In an earlier entry I discussed my view on why Unix vendors never got together and created a standard GUI, the way they created POSIX. It's my view that the Unix world had basically one chance to create a standard GUI but fumbled it through (vendor) greed, although sadly understandable vendor greed.
Let's start with a question: why does Unix have a standard graphical environment? Because it does; for at least two decades now, X Windows has been the ubiquitous Unix way to do graphics (although the appearance and behavior put on top of it has been highly varied). And it's not because X had no competitors; rather the contrary, it had a lot. Most of the leading Unix workstation vendors had their competing graphical systems (which the vendors typically liked more than X, to boot).
What made X Windows successful anyways was that it was free and widely available for various Unix workstations. That it was free and available to users gave it ubiquity, especially in the early days before vendors liked it very much; that it was free to vendors made it ultimately cheaper for vendors to build on it (and contribute to its development) than to build everything themselves.
The difference between X Windows (which became a standard) and Unix GUIs (which didn't) is that no one ever set up an equivalent of the X Consortium that gave away a GUI for free. All of the various Unix GUIs were restricted in various ways, with no one that was as widely and freely available as X itself. Motif licensing was especially egregious and counterproductive, with the OSF doing every bit it could to make as much money as possible; my memories are that even the Motif runtime libraries were often an extra-cost Unix vendor add-on. This both reduced the development of local software that used Motif (places that didn't have a Motif runtime license used other toolkits) and significantly limited the usefulness of free software that used Motif.
(LessTif was a fairly big deal back in the days when Motif still mattered much.)
So my view is that the one way for there to have been a standard Unix GUI was for Motif to have been donated to the X Consortium, royalty-free. It might not have been a great GUI (although the Unix competition wasn't either), but it would have been ubiquitous and the ongoing development cost advantage alone would have made it hard for any single vendor to compete (GUIs are expensive to build).

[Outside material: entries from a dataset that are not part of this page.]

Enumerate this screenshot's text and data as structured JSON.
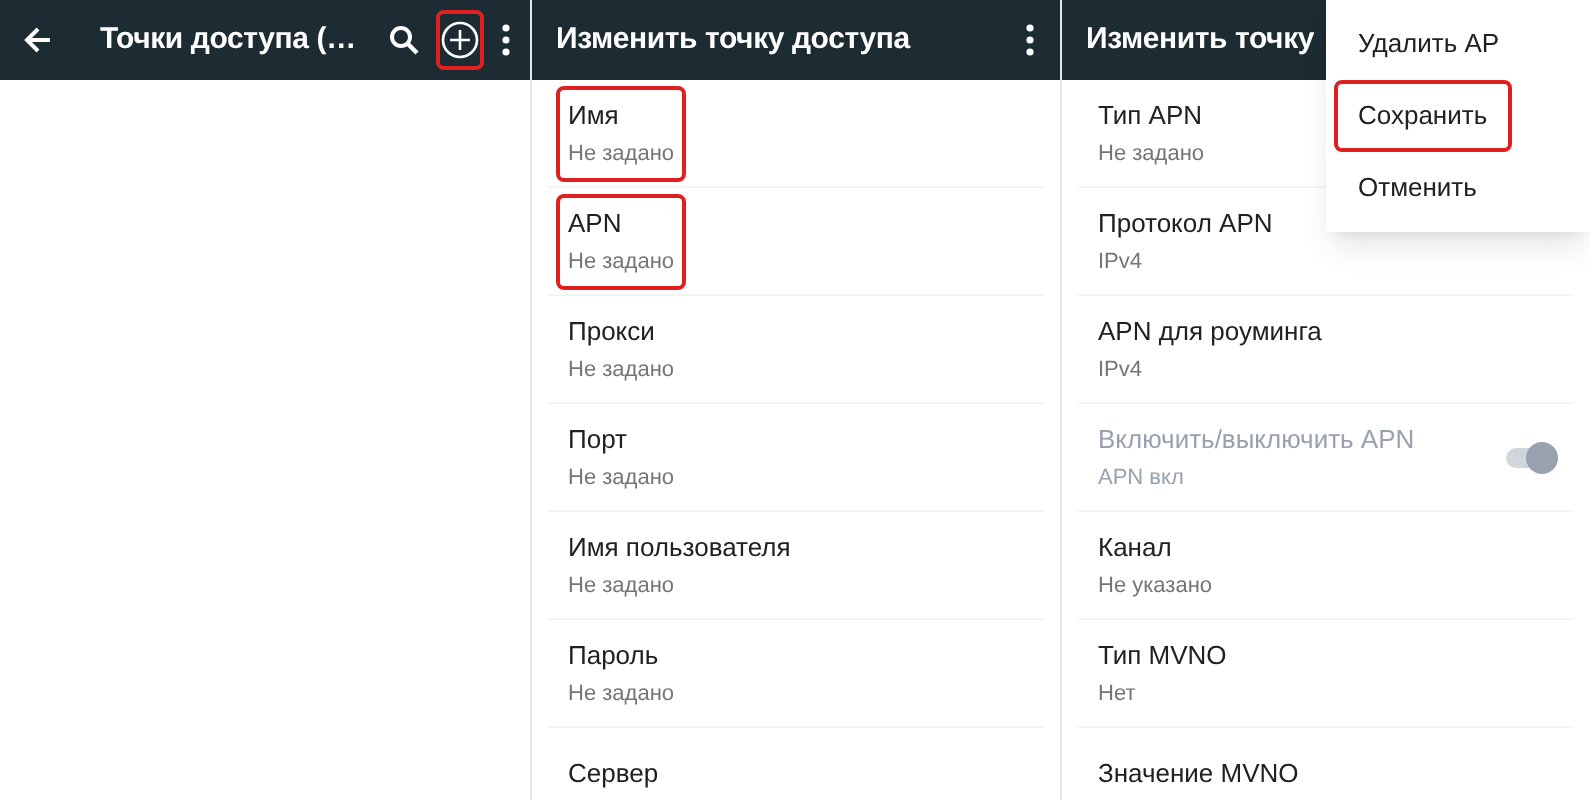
{
  "panes": [
    {
      "title": "Точки доступа (…",
      "actions": [
        {
          "kind": "search"
        },
        {
          "kind": "add",
          "highlighted": true
        },
        {
          "kind": "more"
        }
      ],
      "back": true
    },
    {
      "title": "Изменить точку доступа",
      "actions": [
        {
          "kind": "more"
        }
      ],
      "rows": [
        {
          "kind": "text",
          "title": "Имя",
          "value": "Не задано",
          "highlighted": true,
          "disabled": false
        },
        {
          "kind": "text",
          "title": "APN",
          "value": "Не задано",
          "highlighted": true,
          "disabled": false
        },
        {
          "kind": "text",
          "title": "Прокси",
          "value": "Не задано",
          "highlighted": false,
          "disabled": false
        },
        {
          "kind": "text",
          "title": "Порт",
          "value": "Не задано",
          "highlighted": false,
          "disabled": false
        },
        {
          "kind": "text",
          "title": "Имя пользователя",
          "value": "Не задано",
          "highlighted": false,
          "disabled": false
        },
        {
          "kind": "text",
          "title": "Пароль",
          "value": "Не задано",
          "highlighted": false,
          "disabled": false
        },
        {
          "kind": "text",
          "title": "Сервер",
          "highlighted": false,
          "disabled": false
        }
      ]
    },
    {
      "title": "Изменить точку",
      "rows": [
        {
          "kind": "text",
          "title": "Тип APN",
          "value": "Не задано",
          "highlighted": false,
          "disabled": false
        },
        {
          "kind": "text",
          "title": "Протокол APN",
          "value": "IPv4",
          "highlighted": false,
          "disabled": false
        },
        {
          "kind": "text",
          "title": "APN для роуминга",
          "value": "IPv4",
          "highlighted": false,
          "disabled": false
        },
        {
          "kind": "toggle",
          "title": "Включить/выключить APN",
          "value": "APN вкл",
          "highlighted": false,
          "disabled": true,
          "on": true
        },
        {
          "kind": "text",
          "title": "Канал",
          "value": "Не указано",
          "highlighted": false,
          "disabled": false
        },
        {
          "kind": "text",
          "title": "Тип MVNO",
          "value": "Нет",
          "highlighted": false,
          "disabled": false
        },
        {
          "kind": "text",
          "title": "Значение MVNO",
          "highlighted": false,
          "disabled": false
        }
      ]
    }
  ],
  "menu": {
    "items": [
      {
        "label": "Удалить AP",
        "highlighted": false
      },
      {
        "label": "Сохранить",
        "highlighted": true
      },
      {
        "label": "Отменить",
        "highlighted": false
      }
    ]
  }
}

(Somewhat to my surprise I discovered that OSF Motif actually is an official standard in the course of researching this. That the API is standardized doesn't help in practice, because the expensive bit is implementation.)